[EXERCISE DATA Boundary: Start]

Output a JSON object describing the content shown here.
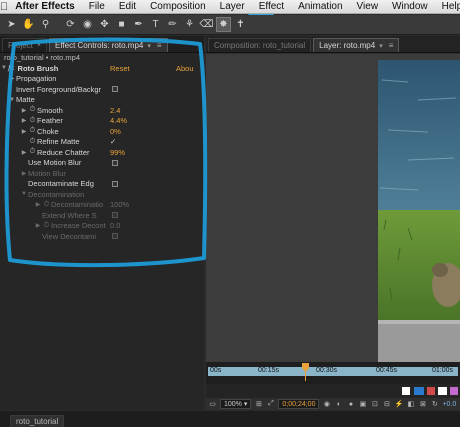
{
  "menubar": {
    "items": [
      "After Effects",
      "File",
      "Edit",
      "Composition",
      "Layer",
      "Effect",
      "Animation",
      "View",
      "Window",
      "Help"
    ]
  },
  "toolbar": {
    "tools": [
      "selection-tool",
      "hand-tool",
      "zoom-tool",
      "rotate-tool",
      "camera-tool",
      "pan-behind-tool",
      "rectangle-tool",
      "pen-tool",
      "text-tool",
      "brush-tool",
      "clone-stamp-tool",
      "eraser-tool",
      "roto-brush-tool",
      "puppet-pin-tool"
    ],
    "active_tool": "roto-brush-tool"
  },
  "left_panel": {
    "tabs": {
      "project": "Project",
      "effect_controls": "Effect Controls: roto.mp4"
    },
    "breadcrumb": "roto_tutorial • roto.mp4",
    "effect": {
      "name": "Roto Brush",
      "reset": "Reset",
      "about": "Abou"
    },
    "properties": [
      {
        "label": "Propagation",
        "type": "group",
        "level": 1,
        "dim": false
      },
      {
        "label": "Invert Foreground/Backgr",
        "type": "checkbox",
        "level": 1,
        "dim": false
      },
      {
        "label": "Matte",
        "type": "group-open",
        "level": 1,
        "dim": false
      },
      {
        "label": "Smooth",
        "value": "2.4",
        "type": "value",
        "level": 2,
        "dim": false
      },
      {
        "label": "Feather",
        "value": "4.4%",
        "type": "value",
        "level": 2,
        "dim": false
      },
      {
        "label": "Choke",
        "value": "0%",
        "type": "value",
        "level": 2,
        "dim": false
      },
      {
        "label": "Refine Matte",
        "value": "✓",
        "type": "check",
        "level": 2,
        "dim": false
      },
      {
        "label": "Reduce Chatter",
        "value": "99%",
        "type": "value",
        "level": 2,
        "dim": false
      },
      {
        "label": "Use Motion Blur",
        "type": "checkbox",
        "level": 2,
        "dim": false
      },
      {
        "label": "Motion Blur",
        "type": "group",
        "level": 2,
        "dim": true
      },
      {
        "label": "Decontaminate Edg",
        "type": "checkbox",
        "level": 2,
        "dim": false
      },
      {
        "label": "Decontamination",
        "type": "group-open",
        "level": 2,
        "dim": true
      },
      {
        "label": "Decontaminatio",
        "value": "100%",
        "type": "value",
        "level": 3,
        "dim": true
      },
      {
        "label": "Extend Where S",
        "type": "checkbox",
        "level": 3,
        "dim": true
      },
      {
        "label": "Increase Decont",
        "value": "0.0",
        "type": "value",
        "level": 3,
        "dim": true
      },
      {
        "label": "View Decontami",
        "type": "checkbox",
        "level": 3,
        "dim": true
      }
    ]
  },
  "right_panel": {
    "tabs": {
      "composition": "Composition: roto_tutorial",
      "layer": "Layer: roto.mp4"
    },
    "timeline": {
      "ticks": [
        "00s",
        "00:15s",
        "00:30s",
        "00:45s",
        "01:00s"
      ],
      "playhead_fraction": 0.39
    },
    "footer": {
      "zoom": "100%",
      "timecode": "0;00;24;00",
      "exposure": "+0.0"
    }
  },
  "bottom": {
    "tab": "roto_tutorial"
  },
  "colors": {
    "accent_value": "#e9a23b",
    "annotation": "#1e9ad6",
    "menu_underline": "#2aa3e0"
  }
}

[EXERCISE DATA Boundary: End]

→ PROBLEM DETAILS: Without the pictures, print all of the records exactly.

→ OUTPUT:
Output a JSON object describing the content shown here.
{
  "menubar": {
    "items": [
      "After Effects",
      "File",
      "Edit",
      "Composition",
      "Layer",
      "Effect",
      "Animation",
      "View",
      "Window",
      "Help"
    ]
  },
  "toolbar": {
    "tools": [
      "selection-tool",
      "hand-tool",
      "zoom-tool",
      "rotate-tool",
      "camera-tool",
      "pan-behind-tool",
      "rectangle-tool",
      "pen-tool",
      "text-tool",
      "brush-tool",
      "clone-stamp-tool",
      "eraser-tool",
      "roto-brush-tool",
      "puppet-pin-tool"
    ],
    "active_tool": "roto-brush-tool"
  },
  "left_panel": {
    "tabs": {
      "project": "Project",
      "effect_controls": "Effect Controls: roto.mp4"
    },
    "breadcrumb": "roto_tutorial • roto.mp4",
    "effect": {
      "name": "Roto Brush",
      "reset": "Reset",
      "about": "Abou"
    },
    "properties": [
      {
        "label": "Propagation",
        "type": "group",
        "level": 1,
        "dim": false
      },
      {
        "label": "Invert Foreground/Backgr",
        "type": "checkbox",
        "level": 1,
        "dim": false
      },
      {
        "label": "Matte",
        "type": "group-open",
        "level": 1,
        "dim": false
      },
      {
        "label": "Smooth",
        "value": "2.4",
        "type": "value",
        "level": 2,
        "dim": false
      },
      {
        "label": "Feather",
        "value": "4.4%",
        "type": "value",
        "level": 2,
        "dim": false
      },
      {
        "label": "Choke",
        "value": "0%",
        "type": "value",
        "level": 2,
        "dim": false
      },
      {
        "label": "Refine Matte",
        "value": "✓",
        "type": "check",
        "level": 2,
        "dim": false
      },
      {
        "label": "Reduce Chatter",
        "value": "99%",
        "type": "value",
        "level": 2,
        "dim": false
      },
      {
        "label": "Use Motion Blur",
        "type": "checkbox",
        "level": 2,
        "dim": false
      },
      {
        "label": "Motion Blur",
        "type": "group",
        "level": 2,
        "dim": true
      },
      {
        "label": "Decontaminate Edg",
        "type": "checkbox",
        "level": 2,
        "dim": false
      },
      {
        "label": "Decontamination",
        "type": "group-open",
        "level": 2,
        "dim": true
      },
      {
        "label": "Decontaminatio",
        "value": "100%",
        "type": "value",
        "level": 3,
        "dim": true
      },
      {
        "label": "Extend Where S",
        "type": "checkbox",
        "level": 3,
        "dim": true
      },
      {
        "label": "Increase Decont",
        "value": "0.0",
        "type": "value",
        "level": 3,
        "dim": true
      },
      {
        "label": "View Decontami",
        "type": "checkbox",
        "level": 3,
        "dim": true
      }
    ]
  },
  "right_panel": {
    "tabs": {
      "composition": "Composition: roto_tutorial",
      "layer": "Layer: roto.mp4"
    },
    "timeline": {
      "ticks": [
        "00s",
        "00:15s",
        "00:30s",
        "00:45s",
        "01:00s"
      ],
      "playhead_fraction": 0.39
    },
    "footer": {
      "zoom": "100%",
      "timecode": "0;00;24;00",
      "exposure": "+0.0"
    }
  },
  "bottom": {
    "tab": "roto_tutorial"
  },
  "colors": {
    "accent_value": "#e9a23b",
    "annotation": "#1e9ad6",
    "menu_underline": "#2aa3e0"
  }
}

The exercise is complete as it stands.